But they will come at a cost and there are no concessions planned to compensate operators who may be feeling the pinch from the pandemic.
Heavy vehicle drivers who have a local destination off Pennant Hills Road can continue using the existing route without charge, however.
A vehicle transporting dangerous goods with a dangerous goods placard, or sign, and an oversize vehicle operating under a Class 1 permit, or notice approved to use Pennant Hills Road, are also exempt from having to travel in the tunnel.
All other drivers of trucks over 12.5m long, or over 2.8m clearance height, must head into the tunnel and if caught flouting the rules will be fined $191 (no demerit points).
Two giant gantries with cameras have been installed on Pennant Hills – in the north at Normanhurst and in the south at Beecroft/West Pennant Hills – to monitor traffic flow between the M1 and M2.
“This is an exciting project, but we also recognise it’s a big change as trucks and buses account for around a quarter of the traffic on Pennant Hills Road on weekdays and two thirds on weeknights,” says Doyle.
“Up to 5,000 trucks a day are expected to move from using this route through local suburbs to travelling through the new NorthConnex tunnels.”

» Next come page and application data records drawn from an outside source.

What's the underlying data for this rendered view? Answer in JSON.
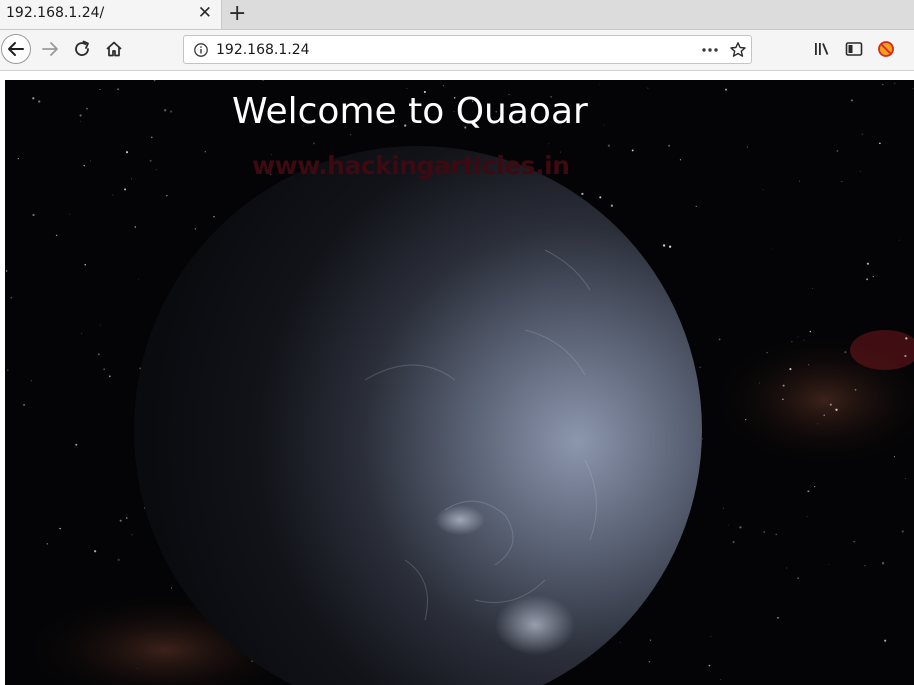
{
  "browser": {
    "tab": {
      "title": "192.168.1.24/",
      "close_glyph": "✕"
    },
    "new_tab_glyph": "+",
    "address_bar": {
      "url": "192.168.1.24"
    },
    "icons": {
      "back": "back-arrow-icon",
      "forward": "forward-arrow-icon",
      "reload": "reload-icon",
      "home": "home-icon",
      "site_info": "info-icon",
      "page_actions": "more-dots-icon",
      "bookmark": "star-icon",
      "library": "library-icon",
      "sidebar": "sidebar-icon",
      "extension": "blocked-extension-icon"
    }
  },
  "page": {
    "heading": "Welcome to Quaoar",
    "watermark": "www.hackingarticles.in",
    "colors": {
      "background": "#040406",
      "heading": "#ffffff",
      "watermark": "#3c0a10",
      "planet_light": "#8c96ad",
      "planet_dark": "#0a0b0f"
    }
  }
}
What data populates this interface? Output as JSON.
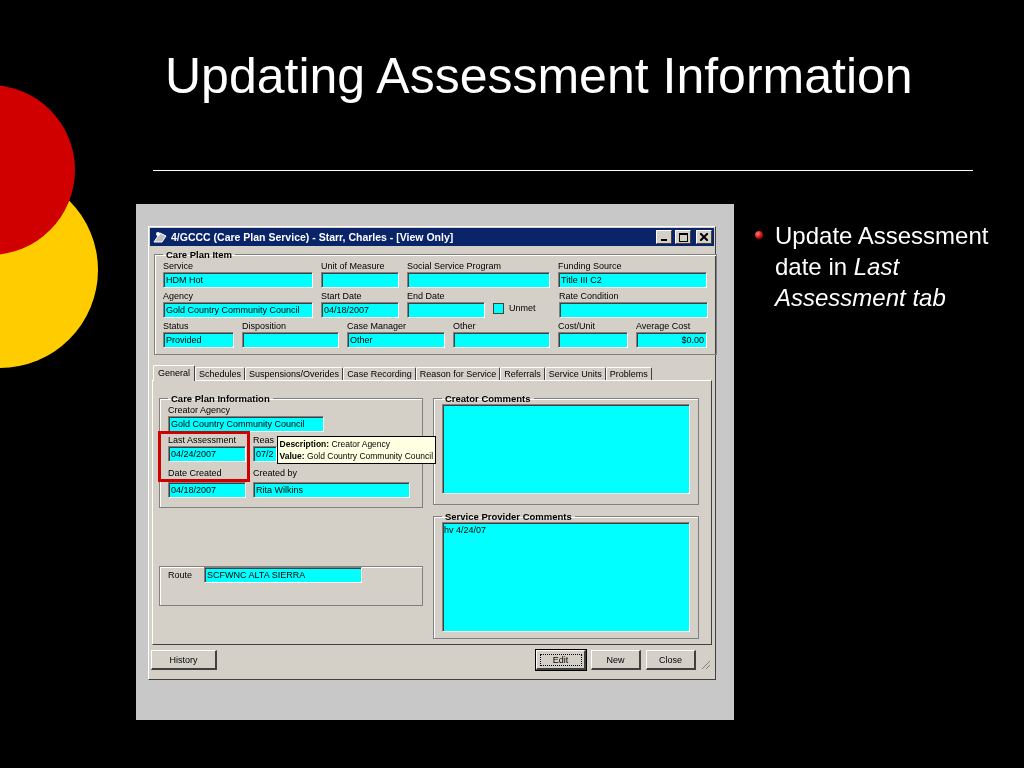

- This weekend’s protest rally is open to TWU members and non-members. Anyone wanting to take part should meet at the assembly point on Mars Road in Lane Cove between 1-2pm.